Yes, I know it’s a bit like writing “Dog chases postman”, but it is good to see our Bishops expressing their mind on RE. At their November conference at our own Hinsley Hall they resolved the following:
The bishops agreed four resolutions relating to Catholic education and schools at their November 2012 plenary meeting: Religious Education and the Common Good, Religious Education in Catholic Schools, Religious Education and Parental Choice and the bishops welcomed the publication of the new Religious Education Curriculum Directory.
Religious Education and the Common Good
The Bishops’ Conference affirms the important role that good quality Religious Education, taught with proper academic rigour, plays in the education of young people and in developing the spiritual dimension of the human person. Therefore, the Bishops’ Conference urges the UK and Welsh Assembly governments to safeguard the place of Religious Education in the curriculum of all schools and academies, and, in the case of England, to reconsider the inclusion of Religious Education in the English Baccalaureate and in the proposed English Baccalaureate Certificates (EBCs).
Religious Education in Catholic Schools
The Bishops’ Conference reaffirms that Religious Education is the core subject in Catholic schools and academies requiring 10% of curriculum time. In view of the recent reallocation of resources in Initial Teacher Training to English Baccalaureate subjects in England, the Bishops’ Conference seeks assurances that the supply of highly qualified Religious Education teachers will be ensured as a matter of government policy.
Religious Education and Parental Choice
The Bishops’ Conference recognises that all parents and legal guardians have the right and duty to educate their children.
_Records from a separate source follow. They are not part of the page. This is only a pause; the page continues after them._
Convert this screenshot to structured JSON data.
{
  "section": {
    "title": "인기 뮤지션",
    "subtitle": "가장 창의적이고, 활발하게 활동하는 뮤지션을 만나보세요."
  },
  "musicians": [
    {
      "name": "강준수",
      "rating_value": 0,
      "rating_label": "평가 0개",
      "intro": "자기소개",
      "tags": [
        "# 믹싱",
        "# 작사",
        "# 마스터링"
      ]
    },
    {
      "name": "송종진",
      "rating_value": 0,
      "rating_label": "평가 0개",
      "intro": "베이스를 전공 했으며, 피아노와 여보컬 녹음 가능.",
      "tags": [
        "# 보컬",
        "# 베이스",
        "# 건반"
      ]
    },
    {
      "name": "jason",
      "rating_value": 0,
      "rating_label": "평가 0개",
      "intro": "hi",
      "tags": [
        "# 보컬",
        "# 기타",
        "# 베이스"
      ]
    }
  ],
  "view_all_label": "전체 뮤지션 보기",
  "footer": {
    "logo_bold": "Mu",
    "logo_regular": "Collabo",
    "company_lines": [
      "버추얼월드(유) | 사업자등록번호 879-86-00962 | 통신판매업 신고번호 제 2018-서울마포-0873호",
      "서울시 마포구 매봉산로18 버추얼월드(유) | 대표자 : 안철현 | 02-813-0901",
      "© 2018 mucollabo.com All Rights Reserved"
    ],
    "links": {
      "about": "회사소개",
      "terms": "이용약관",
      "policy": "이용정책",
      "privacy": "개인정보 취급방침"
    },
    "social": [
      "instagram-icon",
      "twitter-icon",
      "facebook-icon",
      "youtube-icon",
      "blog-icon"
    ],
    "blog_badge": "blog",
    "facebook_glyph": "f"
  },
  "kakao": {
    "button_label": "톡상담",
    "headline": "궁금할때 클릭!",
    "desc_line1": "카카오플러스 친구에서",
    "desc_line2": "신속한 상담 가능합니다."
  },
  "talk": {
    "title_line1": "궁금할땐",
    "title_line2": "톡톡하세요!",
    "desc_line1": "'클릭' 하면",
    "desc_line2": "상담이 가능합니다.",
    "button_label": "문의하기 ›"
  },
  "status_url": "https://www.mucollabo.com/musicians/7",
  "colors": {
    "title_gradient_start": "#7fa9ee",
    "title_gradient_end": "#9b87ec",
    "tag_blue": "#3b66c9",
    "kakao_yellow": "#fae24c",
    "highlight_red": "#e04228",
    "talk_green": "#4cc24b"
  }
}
Catholic parents have an additional duty and right to choose those schools and academies which best promote the Catholic education of their children (cf. Can. 793 §1). Mindful that Religious Education is at the very heart of the curriculum in Catholic schools and academies, its exclusion from the core academic subjects as defined by the English Baccalaureate effectively limits the ability of parents to choose schools and academies, and their right to ensure the education of their children is conducted in conformity with their own religious and philosophical convictions (cf. European Convention on Human Rights, Protocol 2, Article 1). The Bishops’ Conference therefore requests the government to uphold parents’ rights in this regard.
Religious Education Curriculum Directory
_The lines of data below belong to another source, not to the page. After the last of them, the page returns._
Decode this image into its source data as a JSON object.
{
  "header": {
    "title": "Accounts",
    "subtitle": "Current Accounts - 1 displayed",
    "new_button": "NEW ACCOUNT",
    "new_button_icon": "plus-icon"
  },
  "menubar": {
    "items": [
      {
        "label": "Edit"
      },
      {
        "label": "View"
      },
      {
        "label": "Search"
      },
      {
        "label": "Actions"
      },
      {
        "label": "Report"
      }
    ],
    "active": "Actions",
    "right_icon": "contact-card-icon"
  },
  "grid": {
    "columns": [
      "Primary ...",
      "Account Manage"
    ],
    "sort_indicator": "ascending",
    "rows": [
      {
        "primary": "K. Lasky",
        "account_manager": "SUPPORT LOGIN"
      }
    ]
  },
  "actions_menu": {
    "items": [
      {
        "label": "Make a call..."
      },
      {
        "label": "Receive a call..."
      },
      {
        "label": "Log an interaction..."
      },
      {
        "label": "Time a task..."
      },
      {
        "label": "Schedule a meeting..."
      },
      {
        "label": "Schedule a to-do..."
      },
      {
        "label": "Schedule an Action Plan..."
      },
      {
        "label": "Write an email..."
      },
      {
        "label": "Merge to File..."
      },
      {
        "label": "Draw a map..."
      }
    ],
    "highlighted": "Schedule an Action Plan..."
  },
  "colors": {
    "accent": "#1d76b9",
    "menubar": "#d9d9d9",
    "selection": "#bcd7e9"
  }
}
The Bishops’ Conference welcomes the new Religious Education Curriculum Directory for Catholic Schools published by the Department for Catholic Education and Formation as the foundational document for the development of Religious Education in Catholic schools, academies and colleges in England and Wales.